If all cosmetic surgeons in all clinics are obliged to offer cosmetic surgery counselling with fully qualified cosmetic surgery counsellors only then can patient safety truly be ensured. Patients will understand the different types of qualifications of different types of surgeons and understand what is involved in an informed choice. Some patients may decide to go ahead with their surgery with a better-trained surgeon than the one they have originally chosen. Patients will have more time to consider all the information that is currently obscured by misleading information. No longer will sales people be allowed to call themselves ‘counselors’. Cosmeticsupport.com fully supports the idea that advertising in cosmetic surgery must change in order to reflect a more realistic perspective on what it is that people are choosing when they consider elective surgery. However, even with those changes in effect, patients still need a place to go where they can find objective support (counselling) to help them explore all the issues that are involved for them. Every patient will have their own set of issues before and after surgery. It would make an enormous difference to all patients if they were helped to explore their issues before and after cosmetic surgery. I believe that existential psychotherapy is the best-suited psychotherapy for this exploration as it is a philosophy concerned with the individual and his/her meaning in the world. Existential psychotherapy allows for an unbiased exploration of the individual’s world-view.
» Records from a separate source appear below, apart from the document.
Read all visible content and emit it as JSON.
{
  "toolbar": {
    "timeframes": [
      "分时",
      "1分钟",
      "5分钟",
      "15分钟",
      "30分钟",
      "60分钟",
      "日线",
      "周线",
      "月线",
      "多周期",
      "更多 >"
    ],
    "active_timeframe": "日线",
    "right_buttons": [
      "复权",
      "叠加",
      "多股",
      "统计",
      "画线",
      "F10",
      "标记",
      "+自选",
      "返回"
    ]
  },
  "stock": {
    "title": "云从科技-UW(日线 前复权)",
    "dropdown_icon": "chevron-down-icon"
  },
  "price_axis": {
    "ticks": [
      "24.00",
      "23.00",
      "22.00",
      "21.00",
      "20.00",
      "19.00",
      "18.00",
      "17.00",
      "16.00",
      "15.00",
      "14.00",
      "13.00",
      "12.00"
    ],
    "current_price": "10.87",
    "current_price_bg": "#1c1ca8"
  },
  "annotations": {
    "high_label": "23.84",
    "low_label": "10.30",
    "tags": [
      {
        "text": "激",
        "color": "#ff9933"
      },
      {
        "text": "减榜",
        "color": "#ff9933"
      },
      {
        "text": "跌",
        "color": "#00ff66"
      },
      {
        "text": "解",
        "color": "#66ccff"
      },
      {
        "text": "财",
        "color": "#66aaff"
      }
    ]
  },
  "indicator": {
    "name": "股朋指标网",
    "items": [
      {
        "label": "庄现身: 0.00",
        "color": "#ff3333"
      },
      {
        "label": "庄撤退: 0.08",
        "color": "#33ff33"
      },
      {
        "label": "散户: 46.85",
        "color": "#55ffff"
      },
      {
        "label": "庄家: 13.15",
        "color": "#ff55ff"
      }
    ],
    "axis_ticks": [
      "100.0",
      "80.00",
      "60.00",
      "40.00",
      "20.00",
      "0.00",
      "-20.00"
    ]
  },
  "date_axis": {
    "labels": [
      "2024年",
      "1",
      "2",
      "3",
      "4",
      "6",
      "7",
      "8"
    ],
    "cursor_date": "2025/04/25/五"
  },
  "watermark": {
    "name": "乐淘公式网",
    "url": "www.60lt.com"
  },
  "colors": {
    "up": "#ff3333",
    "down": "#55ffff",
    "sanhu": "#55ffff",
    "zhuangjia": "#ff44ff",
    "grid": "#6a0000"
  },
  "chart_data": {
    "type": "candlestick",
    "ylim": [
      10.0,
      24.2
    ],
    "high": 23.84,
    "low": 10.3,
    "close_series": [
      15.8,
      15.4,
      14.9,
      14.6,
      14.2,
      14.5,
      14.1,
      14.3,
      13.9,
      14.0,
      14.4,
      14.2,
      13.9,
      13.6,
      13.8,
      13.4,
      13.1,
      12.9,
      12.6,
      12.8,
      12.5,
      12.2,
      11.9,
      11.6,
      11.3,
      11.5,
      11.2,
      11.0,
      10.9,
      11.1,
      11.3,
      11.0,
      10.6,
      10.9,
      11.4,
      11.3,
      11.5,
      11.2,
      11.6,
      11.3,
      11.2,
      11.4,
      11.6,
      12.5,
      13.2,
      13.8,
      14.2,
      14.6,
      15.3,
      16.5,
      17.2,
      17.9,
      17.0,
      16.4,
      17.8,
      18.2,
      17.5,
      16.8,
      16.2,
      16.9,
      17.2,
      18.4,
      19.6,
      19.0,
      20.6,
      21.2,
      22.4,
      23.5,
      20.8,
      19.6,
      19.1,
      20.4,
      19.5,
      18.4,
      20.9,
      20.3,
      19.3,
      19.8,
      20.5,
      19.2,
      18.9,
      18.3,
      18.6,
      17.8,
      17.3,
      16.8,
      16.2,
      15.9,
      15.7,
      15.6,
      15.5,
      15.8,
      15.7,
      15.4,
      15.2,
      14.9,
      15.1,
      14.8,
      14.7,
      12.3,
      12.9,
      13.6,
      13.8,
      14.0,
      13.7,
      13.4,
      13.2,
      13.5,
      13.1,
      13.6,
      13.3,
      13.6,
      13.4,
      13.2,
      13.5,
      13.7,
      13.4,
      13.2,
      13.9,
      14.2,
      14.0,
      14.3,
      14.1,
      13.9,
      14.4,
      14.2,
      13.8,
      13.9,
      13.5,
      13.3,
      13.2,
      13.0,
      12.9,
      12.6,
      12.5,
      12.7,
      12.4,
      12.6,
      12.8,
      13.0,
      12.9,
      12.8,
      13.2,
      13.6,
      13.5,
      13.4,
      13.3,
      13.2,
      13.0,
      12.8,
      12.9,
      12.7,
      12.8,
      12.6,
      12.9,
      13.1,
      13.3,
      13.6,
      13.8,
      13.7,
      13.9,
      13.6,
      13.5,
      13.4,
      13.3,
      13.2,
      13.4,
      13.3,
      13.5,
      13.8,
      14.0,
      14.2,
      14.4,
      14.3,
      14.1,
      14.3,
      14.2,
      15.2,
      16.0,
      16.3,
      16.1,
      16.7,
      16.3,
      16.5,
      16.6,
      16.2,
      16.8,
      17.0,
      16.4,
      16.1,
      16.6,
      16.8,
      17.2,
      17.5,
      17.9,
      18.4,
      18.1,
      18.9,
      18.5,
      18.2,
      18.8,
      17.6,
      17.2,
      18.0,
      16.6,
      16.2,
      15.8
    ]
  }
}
Cosmetic surgery counsellors will help to produce a more informed, relaxed patient with its search for meaning helping to clarify confusing misinformation. Patients will also have had the opportunity to explore the realities of a particular type of elective surgery. Every patient has issues before and after a surgery and if the goal of the new regulations are to be heard, then the response must surely be for counsellors to be invited in to answer.
Let’s nip trivialization in the bud and tuck in patient support.